The great Hughie Gallacher turned out for Chelsea for the last time in November 1934. With their customary ability to mark historic moments by a disappointing showing, the team lost 2-5 at Elland Road. Gallacher, who would stay up north with Derby County, scored one, George Mills grabbing the other.
There was some symbolism in that: Mills, the dogged and resolute forward matching his inspirational but unreliable strike partner for the last time. It almost represents the unresolved riddle at the heart of the club ever since 1905. Do we prefer showmen or grafters? Do we want to win at all costs, or be entertained?
In truth, the loss of the Scots genius would have been a more bitter blow had he been on top of his game and his lifestyle. The ready attractions of west London and his unstable home life were taking their toll on his performances though. This did not escape club management.
Once Gallacher left Chelsea, his life rapidly and sadly declined. Once out of football he returned to the north-east and tragically committed suicide by throwing himself in front of a train.
In the summer of 1934 Leslie Knighton had planned ahead, bringing in another Emerald Isle star, the prolific Linfield and Ireland centre forward Joe Bambrick. He re-signed wandering Alec Cheyne, who returned from a money-spinning two-year spell with Nimes in France, and brought in winger Dickie Spence, a crucial signing from Barnsley.
Yorkshireman Dickie (pictured, above left) was a tiny, sparky livewire on and off the pitch, good with both feet, and with a healthy appetite for goals.

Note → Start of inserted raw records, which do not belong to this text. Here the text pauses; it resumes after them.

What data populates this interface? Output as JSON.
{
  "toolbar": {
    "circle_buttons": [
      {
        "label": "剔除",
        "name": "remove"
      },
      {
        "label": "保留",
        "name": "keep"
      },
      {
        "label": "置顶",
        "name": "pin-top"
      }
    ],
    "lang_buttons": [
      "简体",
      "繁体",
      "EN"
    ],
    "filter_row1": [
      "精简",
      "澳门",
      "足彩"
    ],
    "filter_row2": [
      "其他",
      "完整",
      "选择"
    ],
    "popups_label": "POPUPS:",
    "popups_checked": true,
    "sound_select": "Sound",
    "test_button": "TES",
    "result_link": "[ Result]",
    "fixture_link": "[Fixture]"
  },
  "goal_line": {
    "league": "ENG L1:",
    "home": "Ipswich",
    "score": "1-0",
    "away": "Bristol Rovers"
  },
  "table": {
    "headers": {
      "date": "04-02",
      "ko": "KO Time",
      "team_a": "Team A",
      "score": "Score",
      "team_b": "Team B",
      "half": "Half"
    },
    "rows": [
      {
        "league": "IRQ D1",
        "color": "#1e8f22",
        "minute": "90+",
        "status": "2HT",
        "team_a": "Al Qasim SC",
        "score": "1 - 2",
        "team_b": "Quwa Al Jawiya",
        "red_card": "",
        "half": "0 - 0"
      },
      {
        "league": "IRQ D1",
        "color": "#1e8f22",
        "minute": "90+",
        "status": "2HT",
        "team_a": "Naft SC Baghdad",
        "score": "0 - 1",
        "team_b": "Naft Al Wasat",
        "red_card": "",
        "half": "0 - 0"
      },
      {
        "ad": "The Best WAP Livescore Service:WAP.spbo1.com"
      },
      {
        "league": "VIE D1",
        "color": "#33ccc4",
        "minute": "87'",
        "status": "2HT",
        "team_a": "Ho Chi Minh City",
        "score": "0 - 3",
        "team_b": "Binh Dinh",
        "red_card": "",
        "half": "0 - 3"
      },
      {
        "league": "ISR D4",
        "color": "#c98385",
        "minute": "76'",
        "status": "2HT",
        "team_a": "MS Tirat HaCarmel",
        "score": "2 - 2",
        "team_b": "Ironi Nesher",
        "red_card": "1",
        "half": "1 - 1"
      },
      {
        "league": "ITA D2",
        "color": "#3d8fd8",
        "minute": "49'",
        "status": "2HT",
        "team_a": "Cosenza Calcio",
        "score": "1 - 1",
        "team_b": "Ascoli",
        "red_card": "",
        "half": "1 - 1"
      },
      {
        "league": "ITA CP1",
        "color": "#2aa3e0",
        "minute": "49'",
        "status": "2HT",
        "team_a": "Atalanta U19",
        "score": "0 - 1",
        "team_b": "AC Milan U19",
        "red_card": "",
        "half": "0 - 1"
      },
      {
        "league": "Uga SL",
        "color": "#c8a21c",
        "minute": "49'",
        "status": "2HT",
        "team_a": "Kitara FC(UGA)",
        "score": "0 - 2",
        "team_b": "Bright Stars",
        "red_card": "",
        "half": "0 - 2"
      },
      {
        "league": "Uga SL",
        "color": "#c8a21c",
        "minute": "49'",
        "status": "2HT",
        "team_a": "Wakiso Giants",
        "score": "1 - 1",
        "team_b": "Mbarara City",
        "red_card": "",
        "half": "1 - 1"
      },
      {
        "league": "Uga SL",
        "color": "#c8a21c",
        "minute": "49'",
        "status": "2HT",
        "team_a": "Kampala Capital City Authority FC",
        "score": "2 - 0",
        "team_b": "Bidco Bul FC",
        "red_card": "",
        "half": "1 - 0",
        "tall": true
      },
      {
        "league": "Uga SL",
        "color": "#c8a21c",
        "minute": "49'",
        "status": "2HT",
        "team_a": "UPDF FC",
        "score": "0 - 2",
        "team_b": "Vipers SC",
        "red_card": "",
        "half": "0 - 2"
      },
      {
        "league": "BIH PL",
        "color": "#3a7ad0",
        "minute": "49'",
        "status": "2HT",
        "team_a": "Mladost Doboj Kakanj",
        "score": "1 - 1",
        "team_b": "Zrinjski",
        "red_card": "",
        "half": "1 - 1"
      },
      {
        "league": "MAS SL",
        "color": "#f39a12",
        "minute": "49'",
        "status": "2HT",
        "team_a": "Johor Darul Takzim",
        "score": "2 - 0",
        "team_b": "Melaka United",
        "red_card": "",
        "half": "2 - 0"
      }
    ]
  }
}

Spence set a Chelsea record for goals by a winger of 19 in his first term – an incredible 12 of which were penalties, many earned through his pace and trickery against cumbersome opponents. He scored all our goals in a 4-1 drubbing of Liverpool and became a regular England international.
"Mr A.J. Palmer, Stamford Bridge official ... doubts if any winger has equalled Spence's performance. Yes, the Stamford Bridge team is improving. The greatest achievement nowadays is a better club spirit." W.H. Bee, 'Daily Mirror', after Dickie Spence's four-goal haul against Liverpool in Dec 1934
Spence's promising Chelsea career, like so many others’, would soon be interrupted by war, but it was after the conflict that he would have his greatest impact at Chelsea. Spence was one of those who set up and ran the Chelsea Juniors scheme well into the Seventies.
His skills as a trainer and nurturer helped bring through the likes of Bonetti, Brabrook, Bridges, Greaves, Harris, Hollins, Houseman, Hudson, Murray, Osgood, Sillett, Tambling, Tindall and Venables.
In 1971, as many of those progenies celebrated winning the Cup-Winners’ Cup, Dickie could look back on 37 years of service at Chelsea.
Back in 1934/5, Chelsea at last looked like a side capable of holding its own again in the top flight. Joe Bambrick lived up to his billing, netting 15 times in 21 matches, including four in a 7-1 home battering of Leeds United. The Pensioners finished 12th, but the remodelling under Knighton was taking shape.
Facts & figures: At 11,701, our lowest crowd of the season is for the visit of Everton, Dixie Dean and all.
Cup run: Third round replay, losing to Luton Town.
All the rage: European fascism – “Herr Hitler” and Mussolini strongarm their way into the newsreels.